(Provided data begins)

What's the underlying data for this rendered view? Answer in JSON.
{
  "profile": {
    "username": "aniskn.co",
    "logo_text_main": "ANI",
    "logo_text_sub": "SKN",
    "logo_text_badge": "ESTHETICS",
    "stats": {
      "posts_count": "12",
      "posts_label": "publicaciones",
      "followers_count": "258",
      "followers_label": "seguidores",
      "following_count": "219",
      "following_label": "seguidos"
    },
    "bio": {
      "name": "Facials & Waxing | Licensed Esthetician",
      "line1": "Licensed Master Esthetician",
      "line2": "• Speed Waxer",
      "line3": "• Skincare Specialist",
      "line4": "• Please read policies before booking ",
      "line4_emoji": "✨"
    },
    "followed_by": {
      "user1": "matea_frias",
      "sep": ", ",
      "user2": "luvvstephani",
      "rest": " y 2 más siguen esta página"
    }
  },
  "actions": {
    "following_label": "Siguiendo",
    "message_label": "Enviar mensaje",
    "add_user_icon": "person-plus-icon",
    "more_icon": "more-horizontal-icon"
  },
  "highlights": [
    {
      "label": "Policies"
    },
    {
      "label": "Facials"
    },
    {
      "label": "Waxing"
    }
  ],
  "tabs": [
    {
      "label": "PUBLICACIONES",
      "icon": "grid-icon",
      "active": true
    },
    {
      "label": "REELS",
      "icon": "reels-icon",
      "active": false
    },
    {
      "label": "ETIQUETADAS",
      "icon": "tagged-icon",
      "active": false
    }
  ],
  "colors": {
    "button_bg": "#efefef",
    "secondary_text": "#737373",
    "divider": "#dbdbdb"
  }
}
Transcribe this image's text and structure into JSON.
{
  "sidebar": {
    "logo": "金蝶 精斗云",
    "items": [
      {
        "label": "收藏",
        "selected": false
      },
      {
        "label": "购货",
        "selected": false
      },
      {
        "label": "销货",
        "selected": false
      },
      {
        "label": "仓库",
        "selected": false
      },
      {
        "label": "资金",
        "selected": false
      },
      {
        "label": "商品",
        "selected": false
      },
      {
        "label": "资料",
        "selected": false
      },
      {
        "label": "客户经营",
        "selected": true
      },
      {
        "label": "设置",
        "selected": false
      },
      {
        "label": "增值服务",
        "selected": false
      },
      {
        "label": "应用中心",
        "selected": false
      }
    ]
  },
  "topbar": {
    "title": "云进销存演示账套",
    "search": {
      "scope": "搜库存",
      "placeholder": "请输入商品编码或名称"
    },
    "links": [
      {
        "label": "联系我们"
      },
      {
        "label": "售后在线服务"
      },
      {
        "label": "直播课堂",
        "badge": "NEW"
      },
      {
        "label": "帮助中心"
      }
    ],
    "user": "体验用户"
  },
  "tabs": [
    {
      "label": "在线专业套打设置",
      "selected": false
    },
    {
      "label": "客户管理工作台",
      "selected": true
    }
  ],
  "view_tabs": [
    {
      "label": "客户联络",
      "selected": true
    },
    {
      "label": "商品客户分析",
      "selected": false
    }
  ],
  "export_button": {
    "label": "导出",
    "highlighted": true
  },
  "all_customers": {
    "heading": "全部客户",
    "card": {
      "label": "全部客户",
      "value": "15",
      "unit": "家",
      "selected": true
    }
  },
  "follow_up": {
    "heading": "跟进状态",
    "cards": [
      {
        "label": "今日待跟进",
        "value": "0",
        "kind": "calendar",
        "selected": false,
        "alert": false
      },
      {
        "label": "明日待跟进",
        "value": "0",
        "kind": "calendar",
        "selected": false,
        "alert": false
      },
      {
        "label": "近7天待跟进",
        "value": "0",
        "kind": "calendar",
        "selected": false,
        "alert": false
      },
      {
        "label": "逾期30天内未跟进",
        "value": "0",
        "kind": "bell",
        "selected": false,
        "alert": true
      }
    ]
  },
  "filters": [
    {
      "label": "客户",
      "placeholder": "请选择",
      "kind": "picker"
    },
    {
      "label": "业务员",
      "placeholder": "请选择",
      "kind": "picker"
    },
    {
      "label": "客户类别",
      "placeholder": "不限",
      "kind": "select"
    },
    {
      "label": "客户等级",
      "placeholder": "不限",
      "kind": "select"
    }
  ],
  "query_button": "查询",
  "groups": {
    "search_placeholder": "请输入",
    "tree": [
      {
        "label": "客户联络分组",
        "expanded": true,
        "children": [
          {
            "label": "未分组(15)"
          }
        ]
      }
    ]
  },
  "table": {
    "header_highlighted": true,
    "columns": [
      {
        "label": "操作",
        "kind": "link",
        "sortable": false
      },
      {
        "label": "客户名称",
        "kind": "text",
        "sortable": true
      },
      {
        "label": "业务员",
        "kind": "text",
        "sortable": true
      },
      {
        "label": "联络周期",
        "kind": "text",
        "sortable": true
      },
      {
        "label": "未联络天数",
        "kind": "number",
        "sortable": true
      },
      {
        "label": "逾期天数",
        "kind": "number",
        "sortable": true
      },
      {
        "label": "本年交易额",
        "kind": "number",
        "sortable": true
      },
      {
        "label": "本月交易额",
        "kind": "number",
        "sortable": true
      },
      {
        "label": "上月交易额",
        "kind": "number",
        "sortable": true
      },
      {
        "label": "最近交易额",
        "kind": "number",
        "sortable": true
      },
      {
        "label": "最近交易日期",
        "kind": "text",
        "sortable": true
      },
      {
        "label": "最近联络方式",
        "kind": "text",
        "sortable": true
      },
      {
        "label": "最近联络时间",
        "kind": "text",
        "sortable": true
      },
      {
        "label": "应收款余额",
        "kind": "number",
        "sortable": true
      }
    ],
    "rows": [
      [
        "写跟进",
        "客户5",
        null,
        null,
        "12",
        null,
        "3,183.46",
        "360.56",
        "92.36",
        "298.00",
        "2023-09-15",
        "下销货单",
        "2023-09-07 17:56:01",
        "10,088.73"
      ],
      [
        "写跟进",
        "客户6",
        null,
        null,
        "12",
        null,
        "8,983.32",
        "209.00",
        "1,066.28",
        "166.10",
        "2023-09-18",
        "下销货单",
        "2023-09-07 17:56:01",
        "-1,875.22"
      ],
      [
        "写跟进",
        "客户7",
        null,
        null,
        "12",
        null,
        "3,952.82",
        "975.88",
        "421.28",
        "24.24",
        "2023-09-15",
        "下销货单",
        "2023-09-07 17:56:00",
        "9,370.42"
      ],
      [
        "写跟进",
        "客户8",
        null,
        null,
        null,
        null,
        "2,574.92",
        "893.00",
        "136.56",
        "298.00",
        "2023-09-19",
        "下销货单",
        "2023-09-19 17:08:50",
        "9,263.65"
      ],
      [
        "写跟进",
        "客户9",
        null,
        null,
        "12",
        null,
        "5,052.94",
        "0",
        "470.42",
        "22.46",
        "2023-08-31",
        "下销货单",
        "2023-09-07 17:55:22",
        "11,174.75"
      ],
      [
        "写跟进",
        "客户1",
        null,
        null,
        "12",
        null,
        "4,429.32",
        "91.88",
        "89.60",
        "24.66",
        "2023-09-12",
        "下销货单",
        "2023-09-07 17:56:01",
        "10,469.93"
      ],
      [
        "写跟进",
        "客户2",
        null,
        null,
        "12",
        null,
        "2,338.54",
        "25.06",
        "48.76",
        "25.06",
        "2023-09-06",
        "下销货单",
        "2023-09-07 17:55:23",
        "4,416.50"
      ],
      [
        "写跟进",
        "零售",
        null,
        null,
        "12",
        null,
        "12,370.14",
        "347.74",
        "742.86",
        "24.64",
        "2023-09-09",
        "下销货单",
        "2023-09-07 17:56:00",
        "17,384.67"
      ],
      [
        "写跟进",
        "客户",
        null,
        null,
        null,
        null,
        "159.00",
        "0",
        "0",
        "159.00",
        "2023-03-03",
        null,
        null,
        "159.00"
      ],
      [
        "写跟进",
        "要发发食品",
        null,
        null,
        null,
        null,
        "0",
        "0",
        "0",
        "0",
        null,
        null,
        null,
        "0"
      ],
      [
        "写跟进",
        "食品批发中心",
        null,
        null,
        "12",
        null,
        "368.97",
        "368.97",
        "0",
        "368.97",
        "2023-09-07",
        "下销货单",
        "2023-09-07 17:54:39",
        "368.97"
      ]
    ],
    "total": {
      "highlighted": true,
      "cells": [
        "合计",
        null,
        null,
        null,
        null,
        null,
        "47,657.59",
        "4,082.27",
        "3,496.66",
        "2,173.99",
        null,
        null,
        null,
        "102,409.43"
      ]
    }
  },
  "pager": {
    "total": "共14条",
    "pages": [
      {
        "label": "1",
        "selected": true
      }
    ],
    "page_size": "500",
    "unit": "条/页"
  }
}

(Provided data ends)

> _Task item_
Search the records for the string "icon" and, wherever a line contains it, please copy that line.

> _Output below_
    "add_user_icon": "person-plus-icon",
    "more_icon": "more-horizontal-icon"
      "icon": "grid-icon",
      "icon": "reels-icon",
      "icon": "tagged-icon",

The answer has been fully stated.